Long-time readers of Anthonyganzer.com might remember a post from 2008, in which I was so proud to be able to use my beginner German skills to interact at a German food store in Phoenix. The victory in that day was not that I spoke German well, rather that I survived even a few sentences in a foreign language. I would go on to have proper training, and focus myself more fully on actually learning the language and not just phrases from a guide book, and as one’s skills progress so do one’s goals.
For a long time my goal has been to speak German well-enough so that a native speaker doesn’t immediately think I am a native English-speaker. A Northern German might think I am Bavarian, a Bavarian might think I am Austrian, and Austrian might think I am Swiss, a Swiss might think I am German. To me, it doesn’t matter how wrong the guess is, so long as the native German-speaker doesn’t say “American” or “British” when guessing where I am from.
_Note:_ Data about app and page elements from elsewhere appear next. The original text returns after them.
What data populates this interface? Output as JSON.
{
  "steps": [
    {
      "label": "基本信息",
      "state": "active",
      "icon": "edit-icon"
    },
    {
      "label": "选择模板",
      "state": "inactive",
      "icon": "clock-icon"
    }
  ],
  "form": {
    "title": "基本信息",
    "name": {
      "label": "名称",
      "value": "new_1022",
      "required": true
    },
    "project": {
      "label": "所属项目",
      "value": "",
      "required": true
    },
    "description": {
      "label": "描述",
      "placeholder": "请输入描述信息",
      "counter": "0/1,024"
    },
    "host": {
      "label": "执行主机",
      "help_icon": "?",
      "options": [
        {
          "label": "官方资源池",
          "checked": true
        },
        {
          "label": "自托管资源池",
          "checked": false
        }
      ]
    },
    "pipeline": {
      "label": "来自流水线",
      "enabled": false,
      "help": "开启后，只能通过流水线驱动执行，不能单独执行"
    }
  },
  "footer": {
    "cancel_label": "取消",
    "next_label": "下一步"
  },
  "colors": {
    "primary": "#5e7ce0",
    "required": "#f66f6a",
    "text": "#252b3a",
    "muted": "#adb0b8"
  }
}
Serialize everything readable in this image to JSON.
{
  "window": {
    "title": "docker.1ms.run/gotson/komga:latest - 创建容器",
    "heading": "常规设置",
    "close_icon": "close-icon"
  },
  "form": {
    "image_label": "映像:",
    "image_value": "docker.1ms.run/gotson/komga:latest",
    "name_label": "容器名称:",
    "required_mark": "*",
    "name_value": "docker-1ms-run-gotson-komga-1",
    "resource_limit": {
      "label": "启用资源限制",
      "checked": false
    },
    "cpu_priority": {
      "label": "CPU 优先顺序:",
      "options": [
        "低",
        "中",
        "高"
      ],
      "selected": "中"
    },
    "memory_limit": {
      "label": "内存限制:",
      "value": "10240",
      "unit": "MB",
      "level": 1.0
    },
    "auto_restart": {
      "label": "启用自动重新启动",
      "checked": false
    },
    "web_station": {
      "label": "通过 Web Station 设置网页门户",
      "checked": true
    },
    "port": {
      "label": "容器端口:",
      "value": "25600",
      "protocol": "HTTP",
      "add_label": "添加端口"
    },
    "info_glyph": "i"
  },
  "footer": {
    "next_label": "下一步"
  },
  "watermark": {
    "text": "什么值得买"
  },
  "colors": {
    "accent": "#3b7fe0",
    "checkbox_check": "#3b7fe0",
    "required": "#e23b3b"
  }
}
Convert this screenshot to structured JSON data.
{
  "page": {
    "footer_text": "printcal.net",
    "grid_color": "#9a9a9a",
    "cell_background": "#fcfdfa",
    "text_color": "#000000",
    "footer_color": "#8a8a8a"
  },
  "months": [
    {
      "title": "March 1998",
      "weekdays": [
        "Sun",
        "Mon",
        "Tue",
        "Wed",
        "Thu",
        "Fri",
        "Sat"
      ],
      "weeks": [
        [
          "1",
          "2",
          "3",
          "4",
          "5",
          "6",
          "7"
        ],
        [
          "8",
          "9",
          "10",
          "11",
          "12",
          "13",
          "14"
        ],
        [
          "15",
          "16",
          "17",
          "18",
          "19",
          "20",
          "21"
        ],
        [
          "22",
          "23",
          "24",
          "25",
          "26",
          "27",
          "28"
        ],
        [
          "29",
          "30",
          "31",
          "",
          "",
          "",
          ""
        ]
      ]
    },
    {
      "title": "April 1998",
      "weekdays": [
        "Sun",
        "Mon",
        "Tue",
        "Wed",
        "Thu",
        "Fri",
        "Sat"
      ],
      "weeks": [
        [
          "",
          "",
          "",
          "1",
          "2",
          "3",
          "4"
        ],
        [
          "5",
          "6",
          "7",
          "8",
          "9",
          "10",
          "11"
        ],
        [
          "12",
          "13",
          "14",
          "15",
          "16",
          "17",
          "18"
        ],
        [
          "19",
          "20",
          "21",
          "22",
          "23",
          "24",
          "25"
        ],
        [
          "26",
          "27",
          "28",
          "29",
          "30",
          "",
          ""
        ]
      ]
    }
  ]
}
Why? Well, it is a badge of honor to speak well-enough to even superficially fool a native speaker, and I find interactions with people are a little less mired in stereotypes or assumptions when people don’t think you are from a superpower across the pond.
So when a line cook who prides himself on identifying accents was stumped, and his mouth dropped to the floor when I told him where I am from, my day became a lot better.